Trinidad and Tobago economy facing oil slide shock: IMF
An International Monetary Fund mission, headed by Mr. Elie Canetti, visited Trinidad and Tobago to conduct the annual Article IV consultation.
Mr. Canetti issued the following statement in Port of Spain said, Trinidad and Tobago's economy is confronting a major shock with the sharp fall in energy prices that accelerated through early 2016. Based on available information, including on job losses and continued supply-side constraints in the energy sector, the mission projects GDP to fall 1 percent this year. In addition, declines in energy-based revenues will constrain the Government's ability to act as an engine of growth. Beyond 2016, new energy projects will modestly boost energy production, while non-energy growth could start to recover, provided there is confidence in the country's ability to navigate the harsher global environment. Despite the great challenges posed by the need to adjust to energy prices, Trinidad and Tobago still has enormous strengths, including a well-educated work force and a stable political system. With substantial financial buffers and low, albeit rising levels of public debt, Trinidad and Tobago is not in a crisis. Nonetheless, in recent years, taking into account the size of energy revenue windfalls, the country has under-saved and under-invested in its future. As a consequence, the imbalances that are now starting to build up could lead the country to uncomfortable levels of debt and external financial cushions absent further action.

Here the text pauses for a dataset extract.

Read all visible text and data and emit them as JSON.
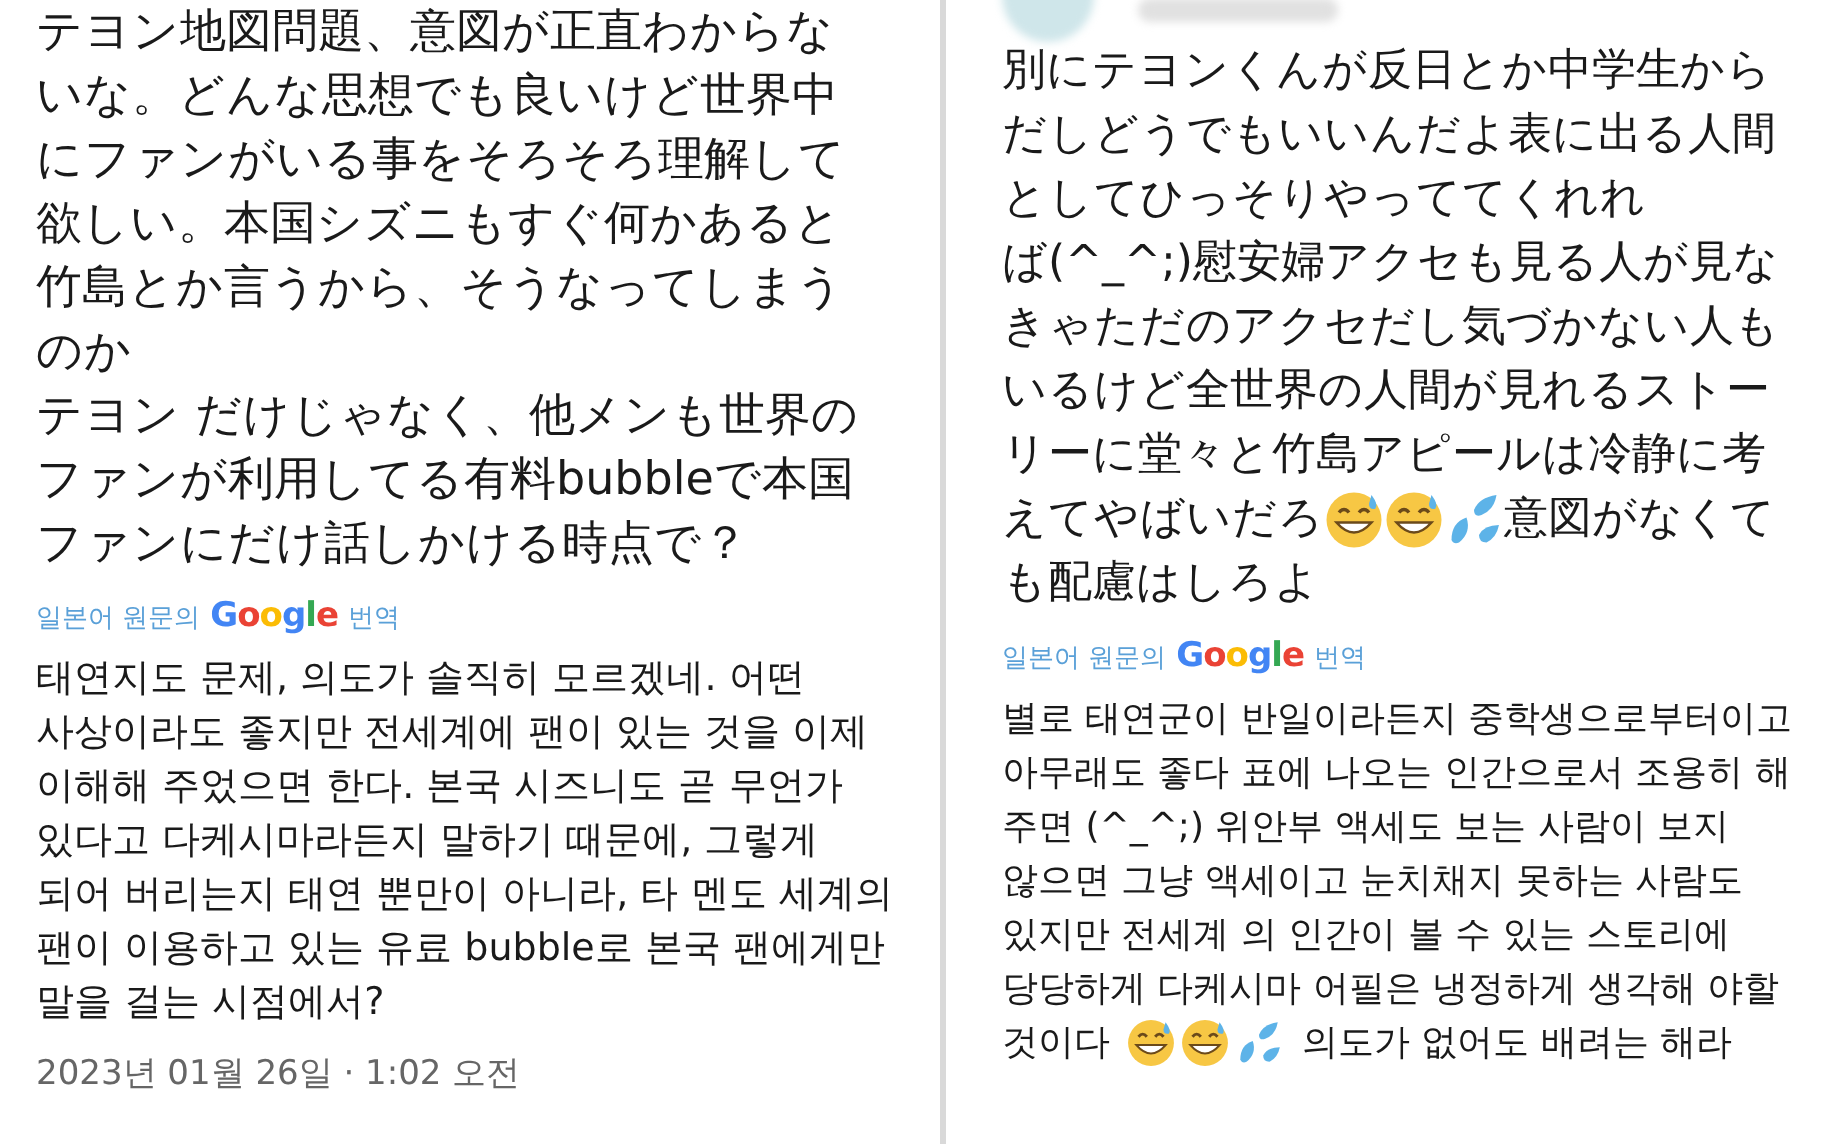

The new Government agrees that policy adjustments are needed. Since assuming office six months ago, the Government has already taken some difficult but necessary steps in the face of sharply lower energy revenues, including widening the VAT tax base, cutting fuel subsidies, reducing the number of Ministries with a view to streamlining the civil service, and instituting spending cuts. Despite these measures, with the further fall in energy prices since the budget, the mission projects the FY 2016 budget deficit at some 11 percent of GDP, although if one were to consider asset sales as revenue rather than financing, this would be equivalent to about 5 percent of GDP. Continued projected deficits of this size call for further fiscal consolidation, perhaps of around 6 percent of GDP over the next few years.
The Government has already identified additional measures that could meet some portion of this, including improving tax collections (with the help of a unified revenue authority), increasing gaming taxes and reintroducing property taxation. We believe there is further scope to widen the VAT base and increase some excise taxes, which are low by the region's standards. The Government has agreed to conduct a wide-ranging expenditure review, and will seek the assistance of the World Bank to rationalize and reverse the unsustainable increases in spending on transfers and subsidies over the last several years. IMF supports the Government's intent to conduct a national dialogue on fuel subsidies with a view to phasing them out over time, and to review the CEPEP and URP Government employment schemes and the Government Assistance for Tuition Expenses (GATE) program to make them more cost-efficient. Reducing such expenditures would also leave room for a needed reorientation towards development spending. The country's external situation has been very challenging.